CRAWFORD & ANNA KIMMEL TREES

The Trees family ancestry can be traced from Jacob Trees of Union County, Illinois. He was born in Germany and was one of the first settlers in the State of Illinois.

Crawford & Anna Kimmel Trees

Crawford Y Anna Kimmel Trees

Crawford Trees, Sr., the son of Jacob Trees, was born in Union County, Illinois December 6, 1823. Crawford, a literate single man, migrated to the Republic of Texas in 1845 at the age of twenty-two. He rode on horseback from Illinois and settled adjacent to the Kimmel tract which was located about fifteen miles south of the John N. Bryan site. Crawford Trees and the Kimmel family were the first white people to settle west of the Trinity River. It is ironic that Crawford and Anna Minerva Kimmel were both born in U n i o n County, Illinois, and traveled separately in 1845 to settle in Texas for the same reasons and, also, to meet for the first time in Dallas County. They were married on 22 July 1846. Their marriage is the first documented and recorded marriage license in Dallas County. Their union produced ten children (David, Philip, Samuel, Crawford Jr., Robert, George, Catherine , Beatrice, Texanna, and Mary).

Crawford and Anna were to live to see most of their children married and settled in life. Anna handled most of the written business. Crawford was literate but usually signed his name with an “X” when he first arrived in Texas.

Crawford and Anna’s original farm site, which lies near the Ramsey land, is on the highest geographical location in North Texas – the white chalk bluff escarpment. It was wooded with Cedar trees. The rich black soil produced crops of cotton and grazing land for the livestock, and natural springs provided water. Their original home site, which burned, was built one half mile southwest of Trees Cemetery. Crawford and Anna were farmers with livestock and became cotton planters. “The nearest settlements were to the east John N. Bryan’s site; to the north of Dallas five miles Old Cedar Springs; and another settlement seventy-five miles distant.” Crawford went to the Red River for his milling. The Indians were frequent visitors, but did little harm. By the year 1849, Crawford and Anna had secured the land grants to their properties by fulfilling their contractual duties to Peters Colony which required that they establish, clear, and produce their land for three years. They were eventually to become one of the five largest land owners in Dallas County. Through much toil and years of labor they acquired several thousand acres of land. Their first patent was issued “prior to 1 July 1845 for 640 acres in Dallas County (Robertson Third Class No. 1653 for 288 acres) and in Johnson County (Robertson Third Class No. 2505 for 352 acres).” The original deed, written on sheepskin and issued by Governor E.M. Pease, is in the possession of Helen Straus Hodge.

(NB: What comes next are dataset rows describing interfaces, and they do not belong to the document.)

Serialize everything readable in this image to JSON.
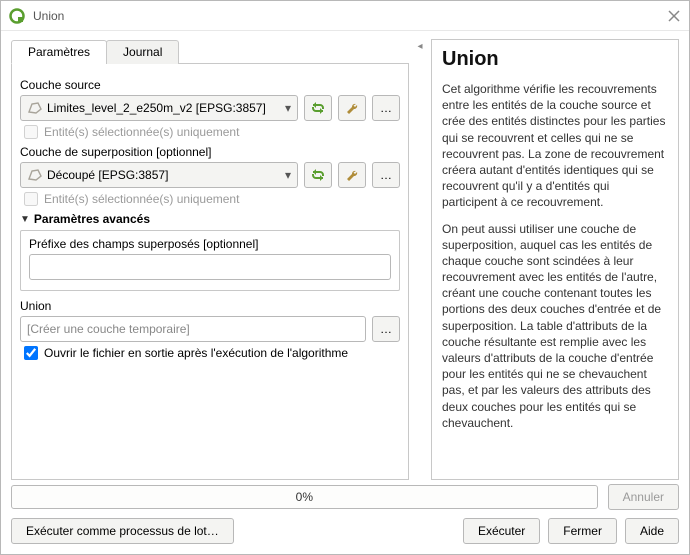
{
  "window": {
    "title": "Union"
  },
  "tabs": {
    "parameters": "Paramètres",
    "log": "Journal",
    "active": "parameters"
  },
  "source": {
    "label": "Couche source",
    "value": "Limites_level_2_e250m_v2 [EPSG:3857]",
    "selected_only": "Entité(s) sélectionnée(s) uniquement",
    "selected_only_enabled": false
  },
  "overlay": {
    "label": "Couche de superposition [optionnel]",
    "value": "Découpé [EPSG:3857]",
    "selected_only": "Entité(s) sélectionnée(s) uniquement",
    "selected_only_enabled": false
  },
  "advanced": {
    "header": "Paramètres avancés",
    "prefix_label": "Préfixe des champs superposés [optionnel]",
    "prefix_value": ""
  },
  "output": {
    "label": "Union",
    "placeholder": "[Créer une couche temporaire]",
    "open_after": "Ouvrir le fichier en sortie après l'exécution de l'algorithme",
    "open_after_checked": true
  },
  "help": {
    "title": "Union",
    "p1": "Cet algorithme vérifie les recouvrements entre les entités de la couche source et crée des entités distinctes pour les parties qui se recouvrent et celles qui ne se recouvrent pas. La zone de recouvrement créera autant d'entités identiques qui se recouvrent qu'il y a d'entités qui participent à ce recouvrement.",
    "p2": "On peut aussi utiliser une couche de superposition, auquel cas les entités de chaque couche sont scindées à leur recouvrement avec les entités de l'autre, créant une couche contenant toutes les portions des deux couches d'entrée et de superposition. La table d'attributs de la couche résultante est remplie avec les valeurs d'attributs de la couche d'entrée pour les entités qui ne se chevauchent pas, et par les valeurs des attributs des deux couches pour les entités qui se chevauchent."
  },
  "progress": {
    "text": "0%"
  },
  "buttons": {
    "batch": "Exécuter comme processus de lot…",
    "run": "Exécuter",
    "close": "Fermer",
    "help": "Aide",
    "cancel": "Annuler"
  },
  "icons": {
    "iterate_title": "Itérer",
    "options_title": "Options",
    "browse_title": "…"
  }
}
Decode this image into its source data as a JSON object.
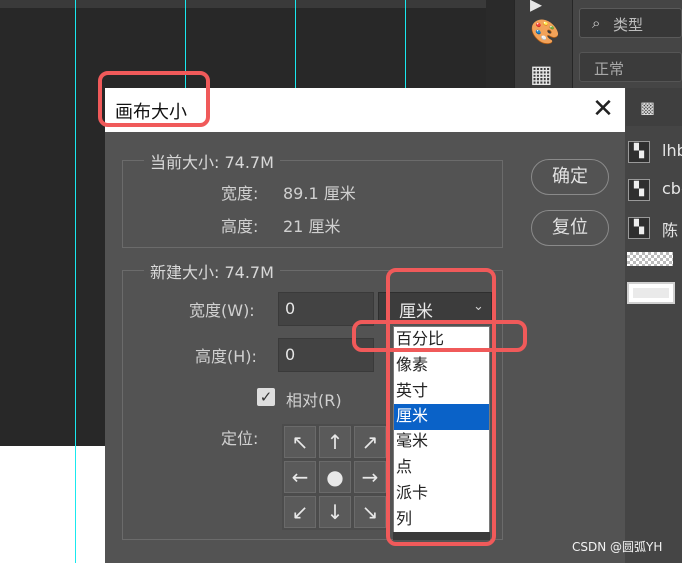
{
  "panel": {
    "search_placeholder": "类型",
    "blend_mode": "正常",
    "layers": [
      {
        "name": "lhb"
      },
      {
        "name": "cbc"
      },
      {
        "name": "陈"
      }
    ]
  },
  "dialog": {
    "title": "画布大小",
    "current_size": {
      "legend": "当前大小: 74.7M",
      "width_label": "宽度:",
      "width_value": "89.1 厘米",
      "height_label": "高度:",
      "height_value": "21 厘米"
    },
    "new_size": {
      "legend": "新建大小: 74.7M",
      "width_label": "宽度(W):",
      "width_value": "0",
      "height_label": "高度(H):",
      "height_value": "0",
      "unit_selected": "厘米",
      "relative_label": "相对(R)",
      "relative_checked": true,
      "anchor_label": "定位:"
    },
    "ok_label": "确定",
    "reset_label": "复位",
    "unit_options": [
      "百分比",
      "像素",
      "英寸",
      "厘米",
      "毫米",
      "点",
      "派卡",
      "列"
    ],
    "selected_unit_index": 3
  },
  "watermark": "CSDN @圆弧YH",
  "colors": {
    "highlight": "#f05a5a",
    "guide": "#19e8ee",
    "selection": "#0a62c8"
  }
}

In 1849, Crawford left his wife and family with the livestock and two St. Bernard dogs, and rode on horseback to the California gold rush. He returned in 1851 with several thousands dollars in gold, a gold pocket watch and chain, and a horse. On 7 November 1853, Crawford purchased three negro slaves (one woman and two children) for $1200.00 from John N. Bryan to work on the ranch. When the land was sold by Helen Straus Hodge on 15 November 1973, it was the oldest Dallas County ranch to have been owned and operated by a single family. Helen Straus Hodge has donated many of the Trees’ items, periodically, to a museum built by the Cedar Hill Historical Society.

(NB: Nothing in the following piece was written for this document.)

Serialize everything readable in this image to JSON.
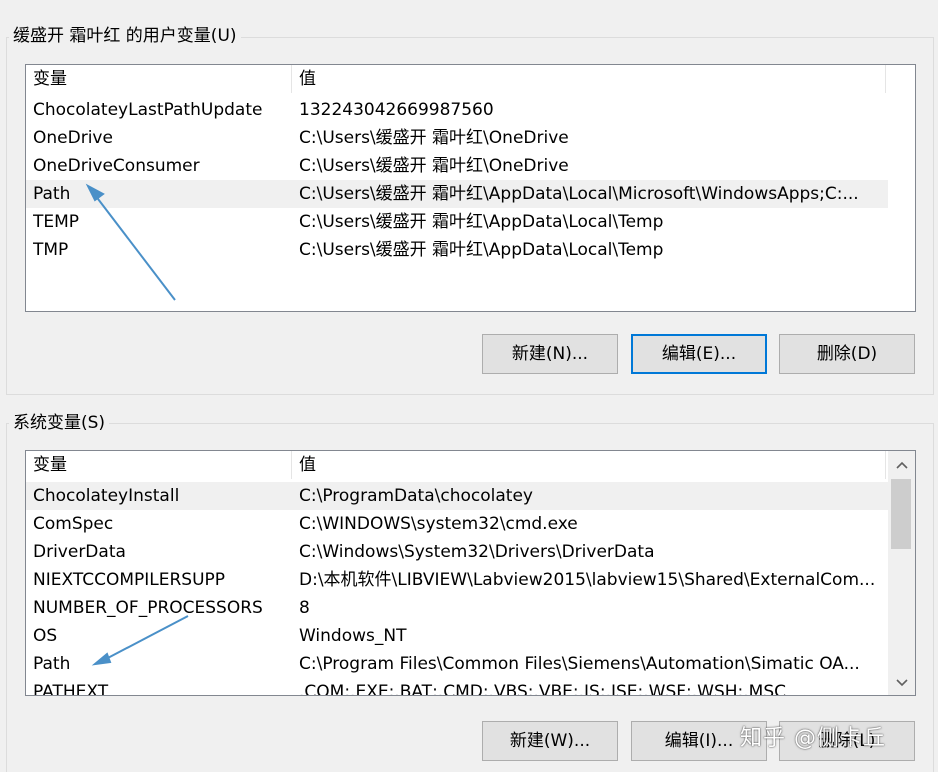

Crawford Trees gave land for the “first school house in Dallas County which also served as a church”. It was called Little Bethel and located at Duncanville. Crawford and Anna were credited with many firsts in Dallas County. His biography in the Memorial & Biographical History of Dallas County, states, “with the exception of the two years spent in California his life was devoted to farming and stock raising, and by hard work and conservative dealings he amassed quite a fortune. •Before his death, 31 January 1889, he had acquired 5,458 acres of land and deeded to each one of his children a farm of 160 acres, and at his death left all his possessions to his widow, which amounted to about $40 ,000, consisting of 3,858 acres of land, stock and cash. He lived to see what was a wild prairie, inhabited mostly by wild animals, converted into one of the finest farming sections in the State.” Anna died 18 November 1913 and was buried with Crawford at Trees Cemetery, Cedar Hill, Texas. Trees Cemetery was established by Crawford on 21 August 1856 for his son Philip and has remained under the auspices of his descendants.

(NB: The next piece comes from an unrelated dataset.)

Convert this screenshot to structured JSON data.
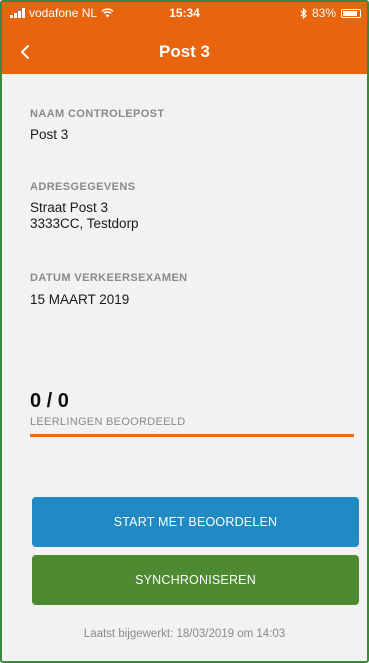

By Bradley C. Hodge for Dallas County Pioneer Association’s Proud Heritage, Volume I.